“Environmental is one concern,” said James.
“The disturbance of the flora and fauna up there, there’s a lot of traditional medicines in the area.
“There are also wildlife concerns. We have a caribou herd that’s in danger of being extinct and we’re trying to bring that herd back.
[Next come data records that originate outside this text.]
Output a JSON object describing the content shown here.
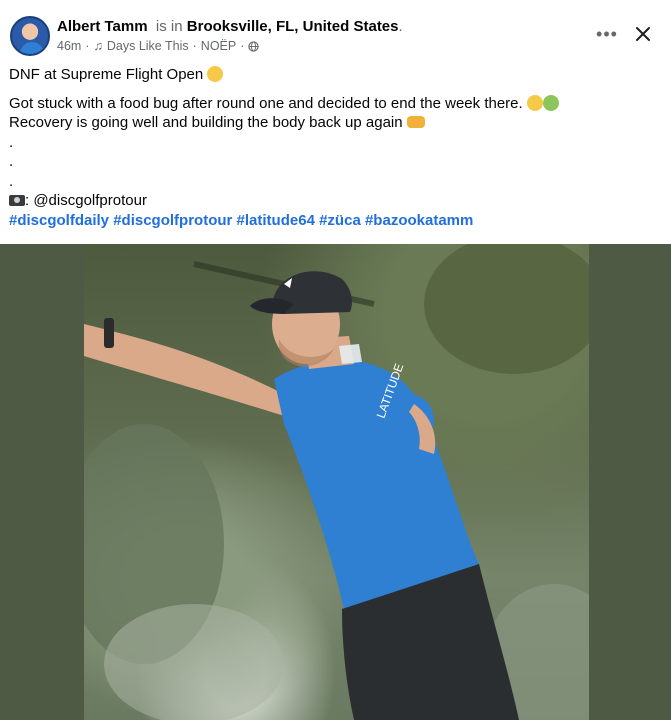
{
  "post": {
    "author": "Albert Tamm",
    "is_in": "is in",
    "location": "Brooksville, FL, United States",
    "location_suffix": ".",
    "time": "46m",
    "separator": "·",
    "music_icon": "music-note-icon",
    "song": "Days Like This",
    "artist": "NOËP",
    "privacy_icon": "globe-icon"
  },
  "controls": {
    "more_label": "•••",
    "close_icon": "close-icon"
  },
  "body": {
    "line1": "DNF at Supreme Flight Open",
    "line2": "Got stuck with a food bug after round one and decided to end the week there.",
    "line3": "Recovery is going well and building the body back up again",
    "dot1": ".",
    "dot2": ".",
    "dot3": ".",
    "credit_icon": "camera-icon",
    "credit": ": @discgolfprotour",
    "hashtags": [
      "#discgolfdaily",
      "#discgolfprotour",
      "#latitude64",
      "#züca",
      "#bazookatamm"
    ]
  },
  "colors": {
    "link": "#216fdb",
    "muted": "#65676b",
    "photo_bg": "#4f5a44",
    "shirt": "#2f7fd3"
  }
}
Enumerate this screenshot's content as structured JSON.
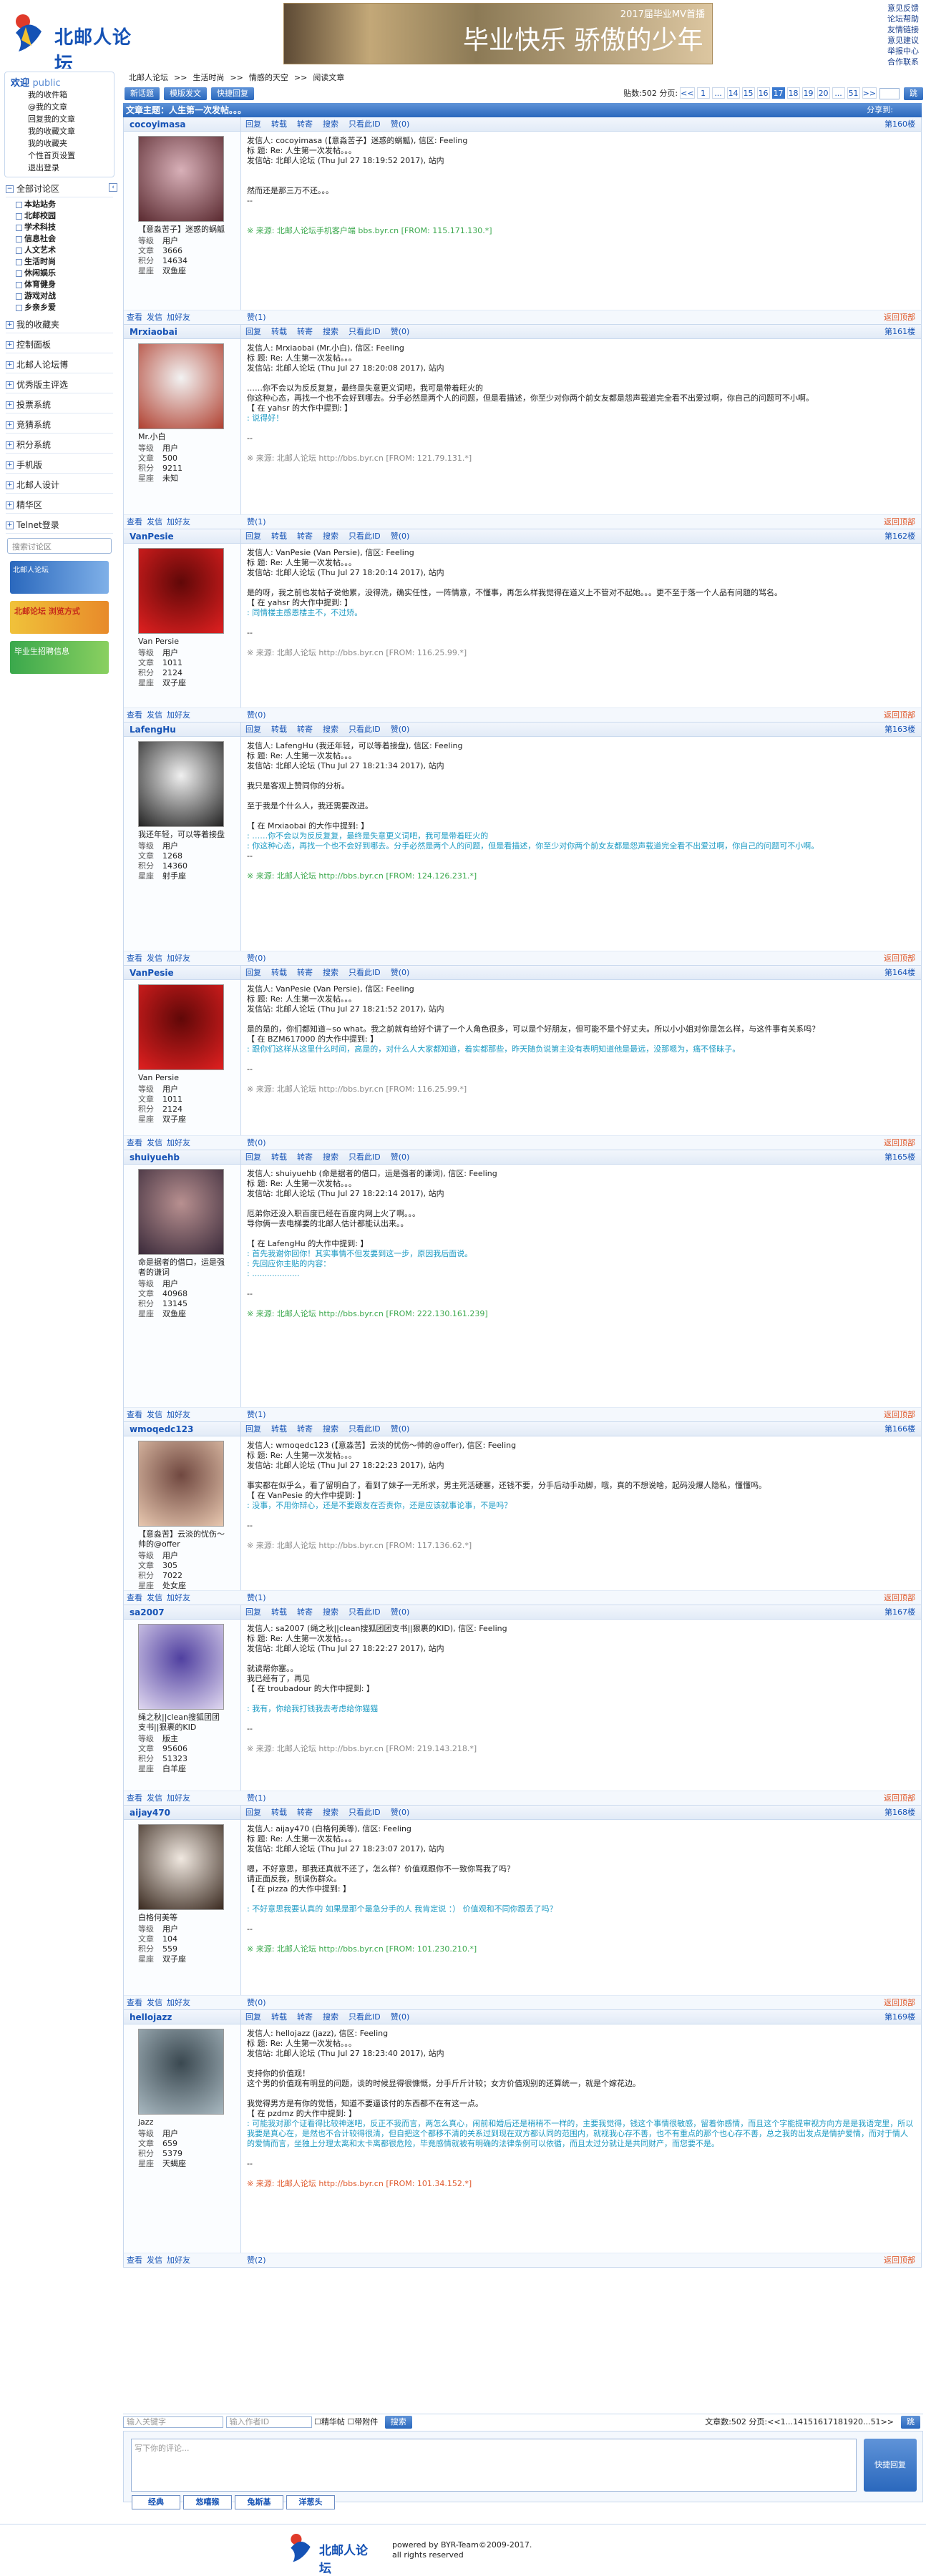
{
  "header": {
    "logo_text": "北邮人论坛",
    "banner_title": "2017届毕业MV首播",
    "banner_slogan": "毕业快乐 骄傲的少年",
    "top_links": [
      "意见反馈",
      "论坛帮助",
      "友情链接",
      "意见建议",
      "举报中心",
      "合作联系"
    ]
  },
  "sidebar": {
    "welcome": "欢迎",
    "user": "public",
    "user_links": [
      "我的收件箱",
      "@我的文章",
      "回复我的文章",
      "我的收藏文章",
      "我的收藏夹",
      "个性首页设置",
      "退出登录"
    ],
    "all_sections": "全部讨论区",
    "categories": [
      "本站站务",
      "北邮校园",
      "学术科技",
      "信息社会",
      "人文艺术",
      "生活时尚",
      "休闲娱乐",
      "体育健身",
      "游戏对战",
      "乡亲乡爱"
    ],
    "sections": [
      "我的收藏夹",
      "控制面板",
      "北邮人论坛博",
      "优秀版主评选",
      "投票系统",
      "竞猜系统",
      "积分系统",
      "手机版",
      "北邮人设计",
      "精华区",
      "Telnet登录"
    ],
    "search_placeholder": "搜索讨论区",
    "badges": [
      "北邮人论坛",
      "北邮论坛 浏览方式",
      "毕业生招聘信息"
    ]
  },
  "crumb": [
    "北邮人论坛",
    ">>",
    "生活时尚",
    ">>",
    "情感的天空",
    ">>",
    "阅读文章"
  ],
  "toolbar": {
    "buttons": [
      "新话题",
      "模版发文",
      "快捷回复"
    ],
    "post_count": "贴数:502",
    "page_label": "分页:",
    "pages": [
      "<<",
      "1",
      "...",
      "14",
      "15",
      "16",
      "17",
      "18",
      "19",
      "20",
      "...",
      "51",
      ">>"
    ],
    "go": "跳"
  },
  "thread": {
    "title": "文章主题：人生第一次发帖。。。",
    "share": "分享到:"
  },
  "actions": [
    "回复",
    "转载",
    "转寄",
    "搜索",
    "只看此ID",
    "赞(0)"
  ],
  "user_actions": [
    "查看",
    "发信",
    "加好友"
  ],
  "back_top": "返回顶部",
  "stat_labels": [
    "等级",
    "文章",
    "积分",
    "星座"
  ],
  "posts": [
    {
      "user": "cocoyimasa",
      "floor": "第160楼",
      "sig": "【意淼苦子】迷惑的蜗觚",
      "stats": [
        "用户",
        "3666",
        "14634",
        "双鱼座"
      ],
      "likes": "赞(1)",
      "lines": [
        "发信人: cocoyimasa (【意淼苦子】迷惑的蜗觚), 信区: Feeling",
        "标 题: Re: 人生第一次发帖。。。",
        "发信站: 北邮人论坛 (Thu Jul 27 18:19:52 2017), 站内",
        "",
        "",
        "然而还是那三万不还。。。",
        "--",
        "",
        "",
        "※ 来源: 北邮人论坛手机客户端 bbs.byr.cn [FROM: 115.171.130.*]"
      ],
      "src_type": "mobile"
    },
    {
      "user": "Mrxiaobai",
      "floor": "第161楼",
      "sig": "Mr.小白",
      "stats": [
        "用户",
        "500",
        "9211",
        "未知"
      ],
      "likes": "赞(1)",
      "lines": [
        "发信人: Mrxiaobai (Mr.小白), 信区: Feeling",
        "标 题: Re: 人生第一次发帖。。。",
        "发信站: 北邮人论坛 (Thu Jul 27 18:20:08 2017), 站内",
        "",
        "……你不会以为反反复复，最终是失意更义词吧，我可是带着旺火的",
        "你这种心态，再找一个也不会好到哪去。分手必然是两个人的问题，但是看描述，你至少对你两个前女友都是怨声载道完全看不出爱过啊，你自己的问题可不小啊。",
        "【 在 yahsr 的大作中提到: 】",
        ": 说得好！",
        "",
        "--",
        "",
        "※ 来源: 北邮人论坛 http://bbs.byr.cn [FROM: 121.79.131.*]"
      ],
      "src_type": "plain"
    },
    {
      "user": "VanPesie",
      "floor": "第162楼",
      "sig": "Van Persie",
      "stats": [
        "用户",
        "1011",
        "2124",
        "双子座"
      ],
      "likes": "赞(0)",
      "lines": [
        "发信人: VanPesie (Van Persie), 信区: Feeling",
        "标 题: Re: 人生第一次发帖。。。",
        "发信站: 北邮人论坛 (Thu Jul 27 18:20:14 2017), 站内",
        "",
        "是的呀，我之前也发帖子说他累，没得洗，确实任性，一阵情意，不懂事，再怎么样我觉得在道义上不管对不起她。。。更不至于落一个人品有问题的骂名。",
        "【 在 yahsr 的大作中提到: 】",
        ": 同情楼主感恩楼主不，不过矫。",
        "",
        "--",
        "",
        "※ 来源: 北邮人论坛 http://bbs.byr.cn [FROM: 116.25.99.*]"
      ],
      "src_type": "gray"
    },
    {
      "user": "LafengHu",
      "floor": "第163楼",
      "sig": "我还年轻，可以等着接盘",
      "stats": [
        "用户",
        "1268",
        "14360",
        "射手座"
      ],
      "likes": "赞(0)",
      "lines": [
        "发信人: LafengHu (我还年轻，可以等着接盘), 信区: Feeling",
        "标 题: Re: 人生第一次发帖。。。",
        "发信站: 北邮人论坛 (Thu Jul 27 18:21:34 2017), 站内",
        "",
        "我只是客观上赞同你的分析。",
        "",
        "至于我是个什么人，我还需要改进。",
        "",
        "【 在 Mrxiaobai 的大作中提到: 】",
        ": ……你不会以为反反复复，最终是失意更义词吧，我可是带着旺火的",
        ": 你这种心态，再找一个也不会好到哪去。分手必然是两个人的问题，但是看描述，你至少对你两个前女友都是怨声载道完全看不出爱过啊，你自己的问题可不小啊。",
        "--",
        "",
        "※ 来源: 北邮人论坛 http://bbs.byr.cn [FROM: 124.126.231.*]"
      ],
      "src_type": "green"
    },
    {
      "user": "VanPesie",
      "floor": "第164楼",
      "sig": "Van Persie",
      "stats": [
        "用户",
        "1011",
        "2124",
        "双子座"
      ],
      "likes": "赞(0)",
      "lines": [
        "发信人: VanPesie (Van Persie), 信区: Feeling",
        "标 题: Re: 人生第一次发帖。。。",
        "发信站: 北邮人论坛 (Thu Jul 27 18:21:52 2017), 站内",
        "",
        "是的是的，你们都知道~so what。我之前就有给好个讲了一个人角色很多，可以是个好朋友，但可能不是个好丈夫。所以小小姐对你是怎么样，与这件事有关系吗？",
        "【 在 BZM617000 的大作中提到: 】",
        ": 跟你们这样从这里什么时间，高是的，对什么人大家都知道，着实都那些，昨天随负说第主没有表明知道他是最远，没那嗯为，痛不怪昧子。",
        "",
        "--",
        "",
        "※ 来源: 北邮人论坛 http://bbs.byr.cn [FROM: 116.25.99.*]"
      ],
      "src_type": "gray"
    },
    {
      "user": "shuiyuehb",
      "floor": "第165楼",
      "sig": "命是据者的借口，运是强者的谦词",
      "stats": [
        "用户",
        "40968",
        "13145",
        "双鱼座"
      ],
      "likes": "赞(1)",
      "lines": [
        "发信人: shuiyuehb (命是据者的借口，运是强者的谦词), 信区: Feeling",
        "标 题: Re: 人生第一次发帖。。。",
        "发信站: 北邮人论坛 (Thu Jul 27 18:22:14 2017), 站内",
        "",
        "厄弟你还没入职百度已经在百度内网上火了啊。。。",
        "导你俩一去电梯要的北邮人估计都能认出来。。",
        "",
        "【 在 LafengHu 的大作中提到: 】",
        ": 首先我谢你回你！其实事情不但发要到这一步，原因我后面说。",
        ": 先回应你主贴的内容：",
        ": ...................",
        "",
        "--",
        "",
        "※ 来源: 北邮人论坛 http://bbs.byr.cn [FROM: 222.130.161.239]"
      ],
      "src_type": "green"
    },
    {
      "user": "wmoqedc123",
      "floor": "第166楼",
      "sig": "【意淼苦】云淡的忧伤～帅的@offer",
      "stats": [
        "用户",
        "305",
        "7022",
        "处女座"
      ],
      "likes": "赞(1)",
      "lines": [
        "发信人: wmoqedc123 (【意淼苦】云淡的忧伤～帅的@offer), 信区: Feeling",
        "标 题: Re: 人生第一次发帖。。。",
        "发信站: 北邮人论坛 (Thu Jul 27 18:22:23 2017), 站内",
        "",
        "事实都在似乎么，看了留明白了，看到了妹子一无所求，男主死活硬塞，还钱不要，分手后动手动脚，哦，真的不想说啥，起码没爆人隐私，懂懂吗。",
        "【 在 VanPesie 的大作中提到: 】",
        ": 没事，不用你辩心，还是不要跟友在否责你，还是应该就事论事，不是吗？",
        "",
        "--",
        "",
        "※ 来源: 北邮人论坛 http://bbs.byr.cn [FROM: 117.136.62.*]"
      ],
      "src_type": "plain"
    },
    {
      "user": "sa2007",
      "floor": "第167楼",
      "sig": "绳之秋||clean搜狐团团支书||狠裹的KID",
      "stats": [
        "版主",
        "95606",
        "51323",
        "白羊座"
      ],
      "likes": "赞(1)",
      "lines": [
        "发信人: sa2007 (绳之秋||clean搜狐团团支书||狠裹的KID), 信区: Feeling",
        "标 题: Re: 人生第一次发帖。。。",
        "发信站: 北邮人论坛 (Thu Jul 27 18:22:27 2017), 站内",
        "",
        "就读帮你塞。。",
        "我已经有了，再见",
        "【 在 troubadour 的大作中提到: 】",
        "",
        ": 我有，你给我打钱我去考虑给你猫猫",
        "",
        "--",
        "",
        "※ 来源: 北邮人论坛 http://bbs.byr.cn [FROM: 219.143.218.*]"
      ],
      "src_type": "gray"
    },
    {
      "user": "aijay470",
      "floor": "第168楼",
      "sig": "白格何美等",
      "stats": [
        "用户",
        "104",
        "559",
        "双子座"
      ],
      "likes": "赞(0)",
      "lines": [
        "发信人: aijay470 (白格何美等), 信区: Feeling",
        "标 题: Re: 人生第一次发帖。。。",
        "发信站: 北邮人论坛 (Thu Jul 27 18:23:07 2017), 站内",
        "",
        "嗯，不好意思，那我还真就不还了，怎么样？价值观跟你不一致你骂我了吗？",
        "请正面反我，别误伤群众。",
        "【 在 pizza 的大作中提到: 】",
        "",
        ": 不好意思我要认真的 如果是那个最急分手的人 我肯定说 ：） 价值观和不同你跟丢了吗？",
        "",
        "--",
        "",
        "※ 来源: 北邮人论坛 http://bbs.byr.cn [FROM: 101.230.210.*]"
      ],
      "src_type": "green"
    },
    {
      "user": "hellojazz",
      "floor": "第169楼",
      "sig": "jazz",
      "stats": [
        "用户",
        "659",
        "5379",
        "天蝎座"
      ],
      "likes": "赞(2)",
      "lines": [
        "发信人: hellojazz (jazz), 信区: Feeling",
        "标 题: Re: 人生第一次发帖。。。",
        "发信站: 北邮人论坛 (Thu Jul 27 18:23:40 2017), 站内",
        "",
        "支持你的价值观！",
        "这个男的价值观有明显的问题，谈的时候显得很慷慨，分手斤斤计较；女方价值观别的还算统一，就是个嫁花边。",
        "",
        "我觉得男方是有你的觉悟，知道不要逼该付的东西都不在有这一点。",
        "【 在 pzdmz 的大作中提到: 】",
        ": 可能我对那个证看得比较神迷吧，反正不我而言，两怎么真心，闹前和婚后还是稍稍不一样的，主要我觉得，钱这个事情很敏感，留着你感情，而且这个字能提审视方向方是是我语宠里，所以我要是真心在，是然也不合计较得很清，但自把这个都移不清的关系过到现在双方都认同的范围内，就视我心存不善，也不有重点的那个也心存不善，总之我的出发点是情护爱情，而对于情人的爱情而言，坐独上分理太离和太卡离都很危险，毕竟感情就被有明确的法律条例可以依循，而且太过分就让是共同财产，而您要不是。",
        "",
        "--",
        "",
        "※ 来源: 北邮人论坛 http://bbs.byr.cn [FROM: 101.34.152.*]"
      ],
      "src_type": "red"
    }
  ],
  "bottom_bar": {
    "search_user": "输入关键字",
    "search_id": "输入作者ID",
    "elite": "精华帖",
    "attach": "带附件",
    "search": "搜索",
    "post_count": "文章数:502",
    "page_label": "分页:"
  },
  "reply": {
    "placeholder": "写下你的评论...",
    "quick_reply": "快捷回复"
  },
  "tabs": [
    "经典",
    "悠嘻猴",
    "兔斯基",
    "洋葱头"
  ],
  "footer": {
    "powered": "powered by BYR-Team©2009-2017.",
    "rights": "all rights reserved"
  }
}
They utilize the area during the summer months.”
Because of their historic connections to the land, Carcross/Tagish people put great stress on preserving the area, said James.
This is why the team is moving forward with care.
“We wanted to make sure these things didn’t happen all at once,” he said in a recent interview.
“It should happen gradually, in phases.”
Montana Mountain has the potential to be a key attraction in the Yukon’s ever-expanding adventure tourism market.
It’s a different kind of “paydirt,” according to contractor Jane Koepke who is working with the First Nation.
“The Yukon is trying to market itself as a global wilderness tour destination,” said Koepke.
“Adventure and sports tourism is one of the fastest growing markets globally.”
Mountain biking is becoming one of the most popular outdoor sports, with a worldwide following from Wales to Colorado to New Zealand.
And Montana Mountain would be a more extreme and exotic location.
“It’s all about creating something that will help it establish a destination reputation,” said Koepke, noting word of mouth is invaluable marketing for adventure tourism.
Infrastructure is needed before the full tourism potential that lies along the mountain slopes can be harnessed, she said.
“It’s a matter of developing the industry without compromising what’s most precious to you.”
Those are the values the land-use team is currently weighing.
What kinds of facilities need to be built?
Where will they stand?
“The trail network will be developed to reach high standards of environmental protection and user enjoyment and safety,” said James.
All of these safeguards will be in place well before visitors flock the trails.
And some work has already begun.
Koepke and project assistant David Gatensby spent the fall bushwhacking along the mountainside, searching for overgrown trails.
“It was like a treasure hunt to find them,” said Koepke.
But find them they did.
This summer, local youth will be hired to help clean the trails up and build a rock garden near the foot of the mountain, said James.
The trail system will also be a source of outdoor recreation for local youth to get back out onto the land.
And it’s as much about the means as the end, said James.
“It’s creating partnership with the different youth groups as well as some of the economic opportunities,” he said.
“Developing tourism is a cornerstone for the future of our economy. The trails are kind of a starting point for a sustainable adventure tourism industry that respects local environmental and cultural values.”
The completion of Montana Mountain’s tourism paths is a few years off yet. The park is scheduled to open in 2008.